Work item ->
Below is a set of entries; copy all of them exactly.

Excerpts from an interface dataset
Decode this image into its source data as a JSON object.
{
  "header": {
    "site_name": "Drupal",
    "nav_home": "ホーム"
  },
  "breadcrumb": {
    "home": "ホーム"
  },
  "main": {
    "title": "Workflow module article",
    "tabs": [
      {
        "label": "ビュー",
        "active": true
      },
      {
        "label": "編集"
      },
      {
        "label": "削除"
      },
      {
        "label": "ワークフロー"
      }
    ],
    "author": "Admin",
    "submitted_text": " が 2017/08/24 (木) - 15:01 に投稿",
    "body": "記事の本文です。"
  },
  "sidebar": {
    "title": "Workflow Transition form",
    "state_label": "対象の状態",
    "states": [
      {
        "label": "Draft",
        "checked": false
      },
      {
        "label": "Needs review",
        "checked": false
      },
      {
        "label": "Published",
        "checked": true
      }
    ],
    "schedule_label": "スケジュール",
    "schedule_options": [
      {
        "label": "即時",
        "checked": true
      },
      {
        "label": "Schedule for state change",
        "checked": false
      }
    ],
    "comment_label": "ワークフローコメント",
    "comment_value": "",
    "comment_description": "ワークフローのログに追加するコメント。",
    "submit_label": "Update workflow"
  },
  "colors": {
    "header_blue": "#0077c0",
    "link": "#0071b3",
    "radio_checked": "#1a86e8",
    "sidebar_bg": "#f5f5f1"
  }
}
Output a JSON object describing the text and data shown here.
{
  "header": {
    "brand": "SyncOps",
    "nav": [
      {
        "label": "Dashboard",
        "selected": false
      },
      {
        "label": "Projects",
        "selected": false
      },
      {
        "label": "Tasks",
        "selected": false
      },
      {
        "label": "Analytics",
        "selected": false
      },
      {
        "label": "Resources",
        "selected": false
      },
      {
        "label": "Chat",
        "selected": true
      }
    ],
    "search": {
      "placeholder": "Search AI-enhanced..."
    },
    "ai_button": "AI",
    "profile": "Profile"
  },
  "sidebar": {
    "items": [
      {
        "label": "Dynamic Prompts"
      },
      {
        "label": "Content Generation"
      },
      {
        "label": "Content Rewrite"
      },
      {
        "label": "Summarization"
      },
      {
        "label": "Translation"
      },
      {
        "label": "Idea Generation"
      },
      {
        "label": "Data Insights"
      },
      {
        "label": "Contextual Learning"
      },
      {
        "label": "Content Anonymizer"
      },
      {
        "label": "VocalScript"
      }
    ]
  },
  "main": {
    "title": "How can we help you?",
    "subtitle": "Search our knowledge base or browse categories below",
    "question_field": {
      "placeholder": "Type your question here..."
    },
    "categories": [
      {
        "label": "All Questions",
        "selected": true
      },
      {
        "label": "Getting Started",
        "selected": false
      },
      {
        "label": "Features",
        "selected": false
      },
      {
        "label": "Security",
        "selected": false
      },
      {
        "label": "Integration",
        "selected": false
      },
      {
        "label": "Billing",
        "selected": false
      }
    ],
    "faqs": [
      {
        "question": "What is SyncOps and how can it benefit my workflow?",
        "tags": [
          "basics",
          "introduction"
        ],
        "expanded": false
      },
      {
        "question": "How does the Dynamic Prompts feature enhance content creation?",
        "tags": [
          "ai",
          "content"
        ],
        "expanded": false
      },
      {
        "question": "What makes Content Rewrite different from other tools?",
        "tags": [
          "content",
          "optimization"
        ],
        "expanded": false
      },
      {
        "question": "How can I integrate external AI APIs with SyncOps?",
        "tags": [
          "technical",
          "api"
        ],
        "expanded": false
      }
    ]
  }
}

Solution for this task ->
Decode this image into its source data as a JSON object.
{
  "header": {
    "site_name": "Drupal",
    "nav_home": "ホーム"
  },
  "breadcrumb": {
    "home": "ホーム"
  },
  "main": {
    "title": "Workflow module article",
    "tabs": [
      {
        "label": "ビュー",
        "active": true
      },
      {
        "label": "編集"
      },
      {
        "label": "削除"
      },
      {
        "label": "ワークフロー"
      }
    ],
    "author": "Admin",
    "submitted_text": " が 2017/08/24 (木) - 15:01 に投稿",
    "body": "記事の本文です。"
  },
  "sidebar": {
    "title": "Workflow Transition form",
    "state_label": "対象の状態",
    "states": [
      {
        "label": "Draft",
        "checked": false
      },
      {
        "label": "Needs review",
        "checked": false
      },
      {
        "label": "Published",
        "checked": true
      }
    ],
    "schedule_label": "スケジュール",
    "schedule_options": [
      {
        "label": "即時",
        "checked": true
      },
      {
        "label": "Schedule for state change",
        "checked": false
      }
    ],
    "comment_label": "ワークフローコメント",
    "comment_value": "",
    "comment_description": "ワークフローのログに追加するコメント。",
    "submit_label": "Update workflow"
  },
  "colors": {
    "header_blue": "#0077c0",
    "link": "#0071b3",
    "radio_checked": "#1a86e8",
    "sidebar_bg": "#f5f5f1"
  }
}
Output a JSON object describing the text and data shown here.
{
  "header": {
    "brand": "SyncOps",
    "nav": [
      {
        "label": "Dashboard",
        "selected": false
      },
      {
        "label": "Projects",
        "selected": false
      },
      {
        "label": "Tasks",
        "selected": false
      },
      {
        "label": "Analytics",
        "selected": false
      },
      {
        "label": "Resources",
        "selected": false
      },
      {
        "label": "Chat",
        "selected": true
      }
    ],
    "search": {
      "placeholder": "Search AI-enhanced..."
    },
    "ai_button": "AI",
    "profile": "Profile"
  },
  "sidebar": {
    "items": [
      {
        "label": "Dynamic Prompts"
      },
      {
        "label": "Content Generation"
      },
      {
        "label": "Content Rewrite"
      },
      {
        "label": "Summarization"
      },
      {
        "label": "Translation"
      },
      {
        "label": "Idea Generation"
      },
      {
        "label": "Data Insights"
      },
      {
        "label": "Contextual Learning"
      },
      {
        "label": "Content Anonymizer"
      },
      {
        "label": "VocalScript"
      }
    ]
  },
  "main": {
    "title": "How can we help you?",
    "subtitle": "Search our knowledge base or browse categories below",
    "question_field": {
      "placeholder": "Type your question here..."
    },
    "categories": [
      {
        "label": "All Questions",
        "selected": true
      },
      {
        "label": "Getting Started",
        "selected": false
      },
      {
        "label": "Features",
        "selected": false
      },
      {
        "label": "Security",
        "selected": false
      },
      {
        "label": "Integration",
        "selected": false
      },
      {
        "label": "Billing",
        "selected": false
      }
    ],
    "faqs": [
      {
        "question": "What is SyncOps and how can it benefit my workflow?",
        "tags": [
          "basics",
          "introduction"
        ],
        "expanded": false
      },
      {
        "question": "How does the Dynamic Prompts feature enhance content creation?",
        "tags": [
          "ai",
          "content"
        ],
        "expanded": false
      },
      {
        "question": "What makes Content Rewrite different from other tools?",
        "tags": [
          "content",
          "optimization"
        ],
        "expanded": false
      },
      {
        "question": "How can I integrate external AI APIs with SyncOps?",
        "tags": [
          "technical",
          "api"
        ],
        "expanded": false
      }
    ]
  }
}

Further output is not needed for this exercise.